What I hope to accomplish after 15 months of research and writing is a work that can live up to how I felt after first popping Nothing Feels Good on the stereo, and something that will be as powerful as each subsequent listen to that album. My work may lack the aural quality of the album, but I hope it will be able to bring an entirely new sense of being to Nothing Feels Good, and one that will only boost the listening experience of longtime Promise Ring enthusiasts and bring some new fans to the album as well.

Waiter, There’s Autotune In My Folk!

Bon Iver is streaming the new Blood Bank EP through myspace, and there’s quite a surprise. Take a listen to “Woods”:

That’s right, a nice healthy dose of autotune! Now there’s some forward thinking folk. I’m interested to see how diehard folkies will react and those stuck on the sound that drew people into For Emma. Then again, this isn’t a drastic departure from Bon Iver’s sound, but people are wary of change. Just look at this response from the Stereogum posting:
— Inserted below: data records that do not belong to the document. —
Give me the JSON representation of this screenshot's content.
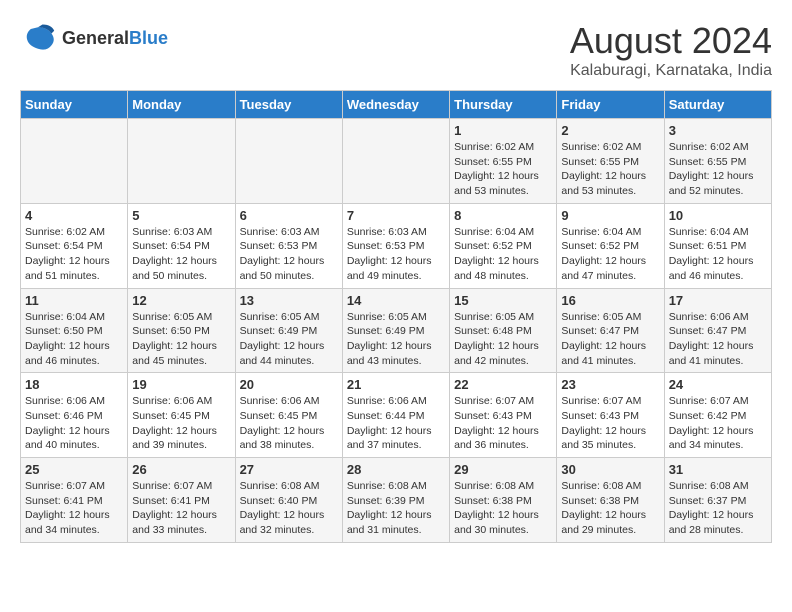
{
  "header": {
    "logo_line1": "General",
    "logo_line2": "Blue",
    "title": "August 2024",
    "subtitle": "Kalaburagi, Karnataka, India"
  },
  "weekdays": [
    "Sunday",
    "Monday",
    "Tuesday",
    "Wednesday",
    "Thursday",
    "Friday",
    "Saturday"
  ],
  "weeks": [
    [
      {
        "day": "",
        "detail": ""
      },
      {
        "day": "",
        "detail": ""
      },
      {
        "day": "",
        "detail": ""
      },
      {
        "day": "",
        "detail": ""
      },
      {
        "day": "1",
        "detail": "Sunrise: 6:02 AM\nSunset: 6:55 PM\nDaylight: 12 hours\nand 53 minutes."
      },
      {
        "day": "2",
        "detail": "Sunrise: 6:02 AM\nSunset: 6:55 PM\nDaylight: 12 hours\nand 53 minutes."
      },
      {
        "day": "3",
        "detail": "Sunrise: 6:02 AM\nSunset: 6:55 PM\nDaylight: 12 hours\nand 52 minutes."
      }
    ],
    [
      {
        "day": "4",
        "detail": "Sunrise: 6:02 AM\nSunset: 6:54 PM\nDaylight: 12 hours\nand 51 minutes."
      },
      {
        "day": "5",
        "detail": "Sunrise: 6:03 AM\nSunset: 6:54 PM\nDaylight: 12 hours\nand 50 minutes."
      },
      {
        "day": "6",
        "detail": "Sunrise: 6:03 AM\nSunset: 6:53 PM\nDaylight: 12 hours\nand 50 minutes."
      },
      {
        "day": "7",
        "detail": "Sunrise: 6:03 AM\nSunset: 6:53 PM\nDaylight: 12 hours\nand 49 minutes."
      },
      {
        "day": "8",
        "detail": "Sunrise: 6:04 AM\nSunset: 6:52 PM\nDaylight: 12 hours\nand 48 minutes."
      },
      {
        "day": "9",
        "detail": "Sunrise: 6:04 AM\nSunset: 6:52 PM\nDaylight: 12 hours\nand 47 minutes."
      },
      {
        "day": "10",
        "detail": "Sunrise: 6:04 AM\nSunset: 6:51 PM\nDaylight: 12 hours\nand 46 minutes."
      }
    ],
    [
      {
        "day": "11",
        "detail": "Sunrise: 6:04 AM\nSunset: 6:50 PM\nDaylight: 12 hours\nand 46 minutes."
      },
      {
        "day": "12",
        "detail": "Sunrise: 6:05 AM\nSunset: 6:50 PM\nDaylight: 12 hours\nand 45 minutes."
      },
      {
        "day": "13",
        "detail": "Sunrise: 6:05 AM\nSunset: 6:49 PM\nDaylight: 12 hours\nand 44 minutes."
      },
      {
        "day": "14",
        "detail": "Sunrise: 6:05 AM\nSunset: 6:49 PM\nDaylight: 12 hours\nand 43 minutes."
      },
      {
        "day": "15",
        "detail": "Sunrise: 6:05 AM\nSunset: 6:48 PM\nDaylight: 12 hours\nand 42 minutes."
      },
      {
        "day": "16",
        "detail": "Sunrise: 6:05 AM\nSunset: 6:47 PM\nDaylight: 12 hours\nand 41 minutes."
      },
      {
        "day": "17",
        "detail": "Sunrise: 6:06 AM\nSunset: 6:47 PM\nDaylight: 12 hours\nand 41 minutes."
      }
    ],
    [
      {
        "day": "18",
        "detail": "Sunrise: 6:06 AM\nSunset: 6:46 PM\nDaylight: 12 hours\nand 40 minutes."
      },
      {
        "day": "19",
        "detail": "Sunrise: 6:06 AM\nSunset: 6:45 PM\nDaylight: 12 hours\nand 39 minutes."
      },
      {
        "day": "20",
        "detail": "Sunrise: 6:06 AM\nSunset: 6:45 PM\nDaylight: 12 hours\nand 38 minutes."
      },
      {
        "day": "21",
        "detail": "Sunrise: 6:06 AM\nSunset: 6:44 PM\nDaylight: 12 hours\nand 37 minutes."
      },
      {
        "day": "22",
        "detail": "Sunrise: 6:07 AM\nSunset: 6:43 PM\nDaylight: 12 hours\nand 36 minutes."
      },
      {
        "day": "23",
        "detail": "Sunrise: 6:07 AM\nSunset: 6:43 PM\nDaylight: 12 hours\nand 35 minutes."
      },
      {
        "day": "24",
        "detail": "Sunrise: 6:07 AM\nSunset: 6:42 PM\nDaylight: 12 hours\nand 34 minutes."
      }
    ],
    [
      {
        "day": "25",
        "detail": "Sunrise: 6:07 AM\nSunset: 6:41 PM\nDaylight: 12 hours\nand 34 minutes."
      },
      {
        "day": "26",
        "detail": "Sunrise: 6:07 AM\nSunset: 6:41 PM\nDaylight: 12 hours\nand 33 minutes."
      },
      {
        "day": "27",
        "detail": "Sunrise: 6:08 AM\nSunset: 6:40 PM\nDaylight: 12 hours\nand 32 minutes."
      },
      {
        "day": "28",
        "detail": "Sunrise: 6:08 AM\nSunset: 6:39 PM\nDaylight: 12 hours\nand 31 minutes."
      },
      {
        "day": "29",
        "detail": "Sunrise: 6:08 AM\nSunset: 6:38 PM\nDaylight: 12 hours\nand 30 minutes."
      },
      {
        "day": "30",
        "detail": "Sunrise: 6:08 AM\nSunset: 6:38 PM\nDaylight: 12 hours\nand 29 minutes."
      },
      {
        "day": "31",
        "detail": "Sunrise: 6:08 AM\nSunset: 6:37 PM\nDaylight: 12 hours\nand 28 minutes."
      }
    ]
  ]
}
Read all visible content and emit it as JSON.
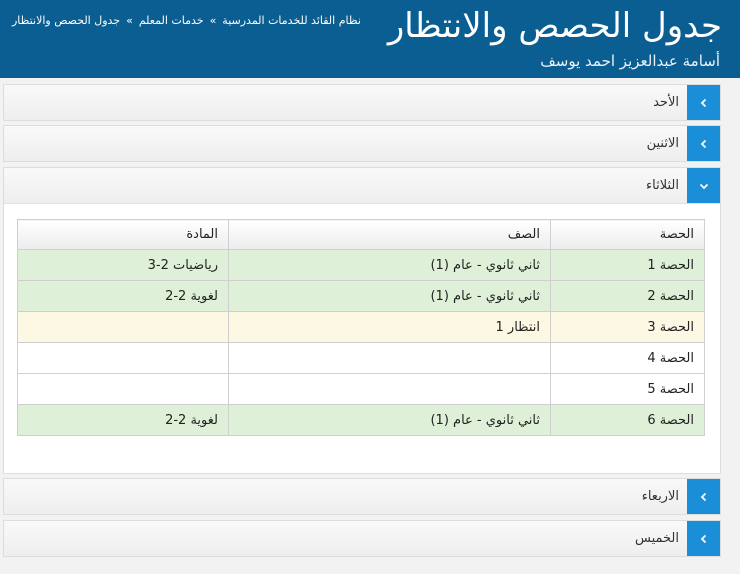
{
  "header": {
    "title": "جدول الحصص والانتظار",
    "user": "أسامة عبدالعزيز احمد يوسف",
    "breadcrumb": [
      "نظام القائد للخدمات المدرسية",
      "خدمات المعلم",
      "جدول الحصص والانتظار"
    ],
    "breadcrumb_sep": "»"
  },
  "days": [
    {
      "label": "الأحد",
      "expanded": false
    },
    {
      "label": "الاثنين",
      "expanded": false
    },
    {
      "label": "الثلاثاء",
      "expanded": true
    },
    {
      "label": "الاربعاء",
      "expanded": false
    },
    {
      "label": "الخميس",
      "expanded": false
    }
  ],
  "table": {
    "headers": {
      "period": "الحصة",
      "class": "الصف",
      "subject": "المادة"
    },
    "rows": [
      {
        "period": "الحصة 1",
        "class": "ثاني ثانوي - عام (1)",
        "subject": "رياضيات 2-3",
        "status": "assigned"
      },
      {
        "period": "الحصة 2",
        "class": "ثاني ثانوي - عام (1)",
        "subject": "لغوية 2-2",
        "status": "assigned"
      },
      {
        "period": "الحصة 3",
        "class": "انتظار 1",
        "subject": "",
        "status": "waiting"
      },
      {
        "period": "الحصة 4",
        "class": "",
        "subject": "",
        "status": "free"
      },
      {
        "period": "الحصة 5",
        "class": "",
        "subject": "",
        "status": "free"
      },
      {
        "period": "الحصة 6",
        "class": "ثاني ثانوي - عام (1)",
        "subject": "لغوية 2-2",
        "status": "assigned"
      }
    ]
  },
  "colors": {
    "header_bg": "#0b5e91",
    "toggle_bg": "#1a8fd8",
    "assigned_row": "#dff0d8",
    "waiting_row": "#fcf8e3"
  },
  "icons": {
    "collapsed": "chevron-left-icon",
    "expanded": "chevron-down-icon"
  }
}
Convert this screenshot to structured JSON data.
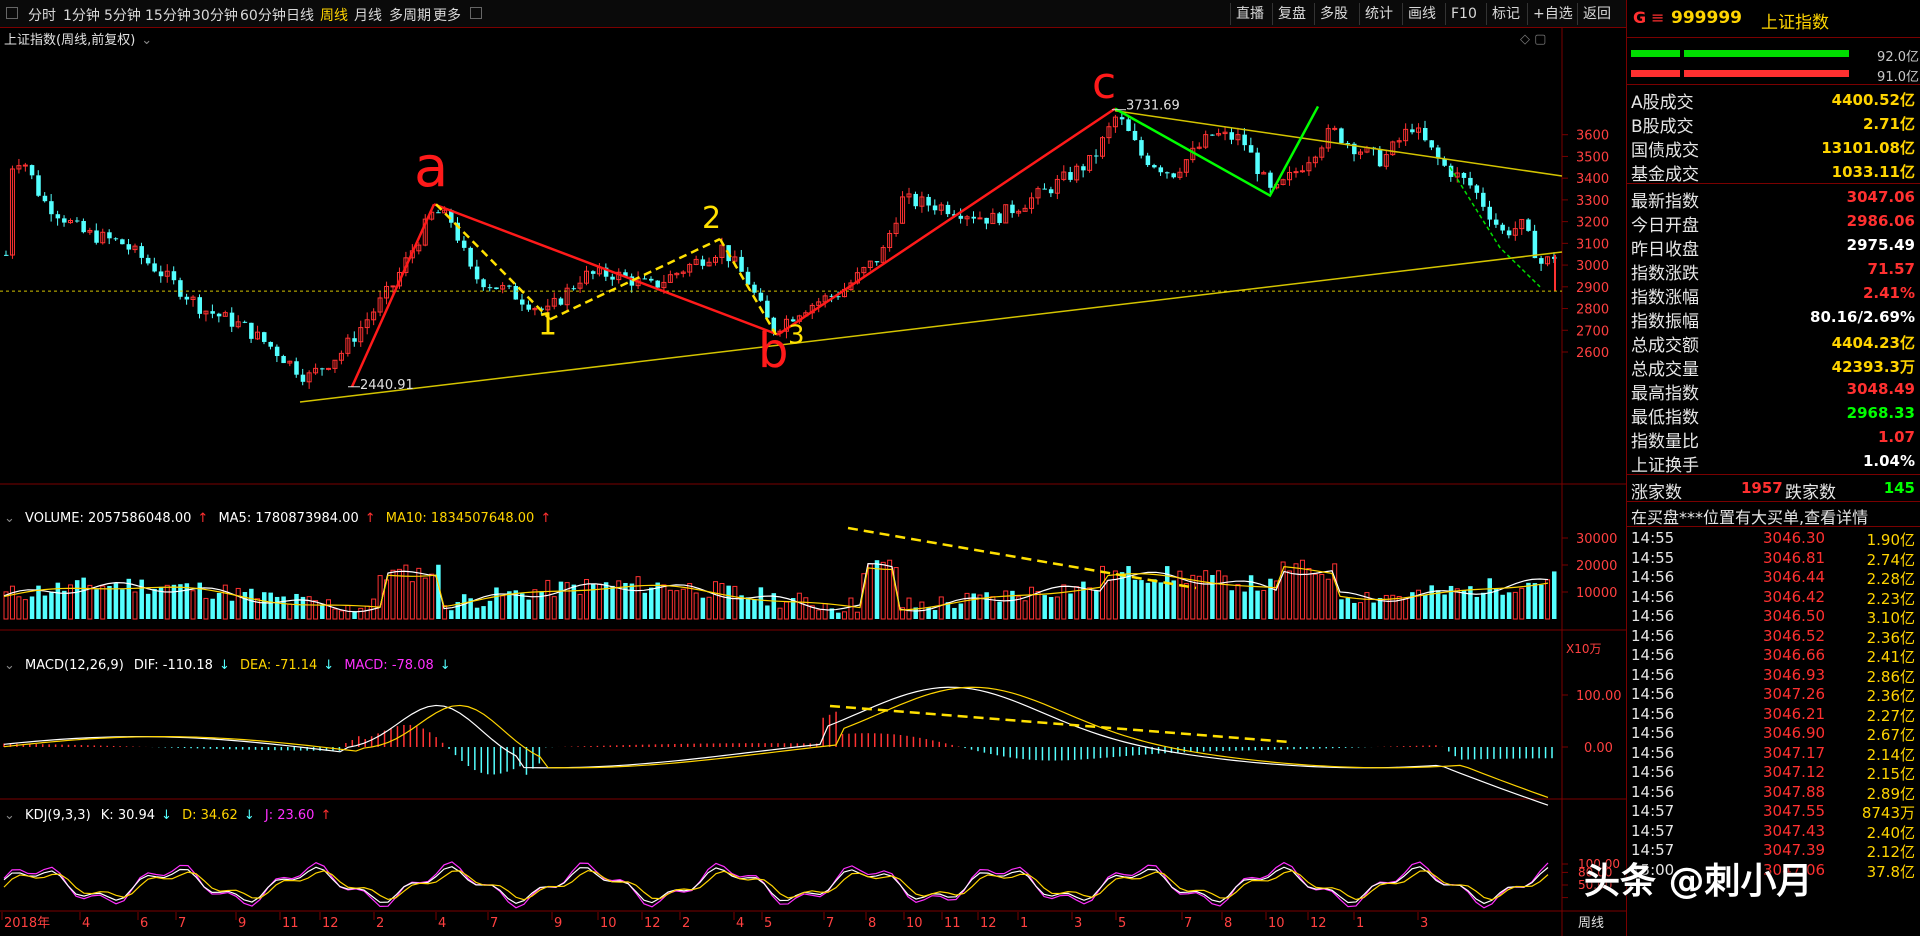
{
  "toolbar": {
    "left_items": [
      "分时",
      "1分钟",
      "5分钟",
      "15分钟",
      "30分钟",
      "60分钟",
      "日线",
      "周线",
      "月线",
      "多周期",
      "更多"
    ],
    "active": "周线",
    "right_items": [
      "直播",
      "复盘",
      "多股",
      "统计",
      "画线",
      "F10",
      "标记",
      "+自选",
      "返回"
    ]
  },
  "chart_title": "上证指数(周线,前复权)",
  "main": {
    "y_ticks": [
      3600,
      3500,
      3400,
      3300,
      3200,
      3100,
      3000,
      2900,
      2800,
      2700,
      2600
    ],
    "high_label": "3731.69",
    "low_label": "2440.91",
    "wave_labels": {
      "a": "a",
      "b": "b",
      "c": "c",
      "n1": "1",
      "n2": "2",
      "n3": "3"
    },
    "colors": {
      "up": "#ff3232",
      "down": "#54ffff",
      "wave_red": "#ff1a1a",
      "wave_yellow": "#ffe000",
      "wave_green": "#00ff00",
      "trend": "#d4c400"
    }
  },
  "volume": {
    "label": "VOLUME: 2057586048.00",
    "ma5": "MA5: 1780873984.00",
    "ma10": "MA10: 1834507648.00",
    "y_ticks": [
      30000,
      20000,
      10000
    ],
    "unit": "X10万"
  },
  "macd": {
    "label": "MACD(12,26,9)",
    "dif": "DIF: -110.18",
    "dea": "DEA: -71.14",
    "macd": "MACD: -78.08",
    "y_ticks": [
      "100.00",
      "0.00"
    ]
  },
  "kdj": {
    "label": "KDJ(9,3,3)",
    "k": "K: 30.94",
    "d": "D: 34.62",
    "j": "J: 23.60",
    "y_ticks": [
      "100.00",
      "80.00",
      "50.00",
      "20.00"
    ]
  },
  "x_axis": {
    "labels": [
      "2018年",
      "4",
      "6",
      "7",
      "9",
      "11",
      "12",
      "2",
      "4",
      "7",
      "9",
      "10",
      "12",
      "2",
      "4",
      "5",
      "7",
      "8",
      "10",
      "11",
      "12",
      "1",
      "3",
      "5",
      "7",
      "8",
      "10",
      "12",
      "1",
      "3"
    ],
    "period": "周线"
  },
  "info": {
    "g": "G",
    "eq": "≡",
    "code": "999999",
    "name": "上证指数",
    "bars": [
      {
        "value": "92.0亿",
        "color": "#00dd00",
        "split": 0.23
      },
      {
        "value": "91.0亿",
        "color": "#ff3030",
        "split": 0.23
      }
    ],
    "rows_a": [
      {
        "label": "A股成交",
        "value": "4400.52亿",
        "color": "#ffd400"
      },
      {
        "label": "B股成交",
        "value": "2.71亿",
        "color": "#ffd400"
      },
      {
        "label": "国债成交",
        "value": "13101.08亿",
        "color": "#ffd400"
      },
      {
        "label": "基金成交",
        "value": "1033.11亿",
        "color": "#ffd400"
      }
    ],
    "rows_b": [
      {
        "label": "最新指数",
        "value": "3047.06",
        "color": "#ff3030"
      },
      {
        "label": "今日开盘",
        "value": "2986.06",
        "color": "#ff3030"
      },
      {
        "label": "昨日收盘",
        "value": "2975.49",
        "color": "#ffffff"
      },
      {
        "label": "指数涨跌",
        "value": "71.57",
        "color": "#ff3030"
      },
      {
        "label": "指数涨幅",
        "value": "2.41%",
        "color": "#ff3030"
      },
      {
        "label": "指数振幅",
        "value": "80.16/2.69%",
        "color": "#ffffff"
      },
      {
        "label": "总成交额",
        "value": "4404.23亿",
        "color": "#ffd400"
      },
      {
        "label": "总成交量",
        "value": "42393.3万",
        "color": "#ffd400"
      },
      {
        "label": "最高指数",
        "value": "3048.49",
        "color": "#ff3030"
      },
      {
        "label": "最低指数",
        "value": "2968.33",
        "color": "#00ff00"
      },
      {
        "label": "指数量比",
        "value": "1.07",
        "color": "#ff3030"
      },
      {
        "label": "上证换手",
        "value": "1.04%",
        "color": "#ffffff"
      }
    ],
    "rise_label": "涨家数",
    "rise_value": "1957",
    "fall_label": "跌家数",
    "fall_value": "145",
    "notice": "在买盘***位置有大买单,查看详情",
    "ticks": [
      {
        "time": "14:55",
        "price": "3046.30",
        "vol": "1.90亿"
      },
      {
        "time": "14:55",
        "price": "3046.81",
        "vol": "2.74亿"
      },
      {
        "time": "14:56",
        "price": "3046.44",
        "vol": "2.28亿"
      },
      {
        "time": "14:56",
        "price": "3046.42",
        "vol": "2.23亿"
      },
      {
        "time": "14:56",
        "price": "3046.50",
        "vol": "3.10亿"
      },
      {
        "time": "14:56",
        "price": "3046.52",
        "vol": "2.36亿"
      },
      {
        "time": "14:56",
        "price": "3046.66",
        "vol": "2.41亿"
      },
      {
        "time": "14:56",
        "price": "3046.93",
        "vol": "2.86亿"
      },
      {
        "time": "14:56",
        "price": "3047.26",
        "vol": "2.36亿"
      },
      {
        "time": "14:56",
        "price": "3046.21",
        "vol": "2.27亿"
      },
      {
        "time": "14:56",
        "price": "3046.90",
        "vol": "2.67亿"
      },
      {
        "time": "14:56",
        "price": "3047.17",
        "vol": "2.14亿"
      },
      {
        "time": "14:56",
        "price": "3047.12",
        "vol": "2.15亿"
      },
      {
        "time": "14:56",
        "price": "3047.88",
        "vol": "2.89亿"
      },
      {
        "time": "14:57",
        "price": "3047.55",
        "vol": "8743万"
      },
      {
        "time": "14:57",
        "price": "3047.43",
        "vol": "2.40亿"
      },
      {
        "time": "14:57",
        "price": "3047.39",
        "vol": "2.12亿"
      },
      {
        "time": "15:00",
        "price": "3047.06",
        "vol": "37.8亿"
      }
    ]
  },
  "watermark": "头条 @刺小月"
}
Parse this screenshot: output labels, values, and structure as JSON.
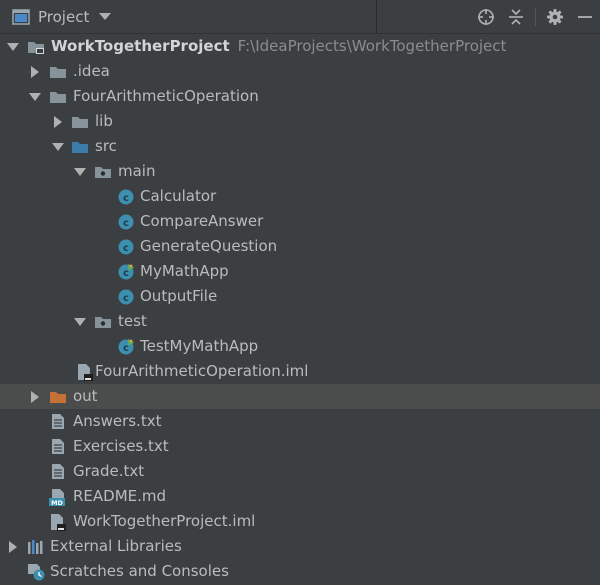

“Yeah, “Woods” is a mess. Like T-Pain attempting heartfelt a cappella folk. Dig the rest of it, though.
Posted by: tmushett at 01/08/09 1:57 PM | Reply
Score = 0″

Who will be the next to tackle autotune? My fingers are crossed for My Chem… I mean, come on! Who wouldn’t want to hear an over-the-top musical about a teenager traveling across the universe, fighting off aliens from every galaxy that existed, with high-pitched autotune styles against pop-friendly arena-pop-punk?

 

…I guess I answered my own question… but is it yes or no?!?!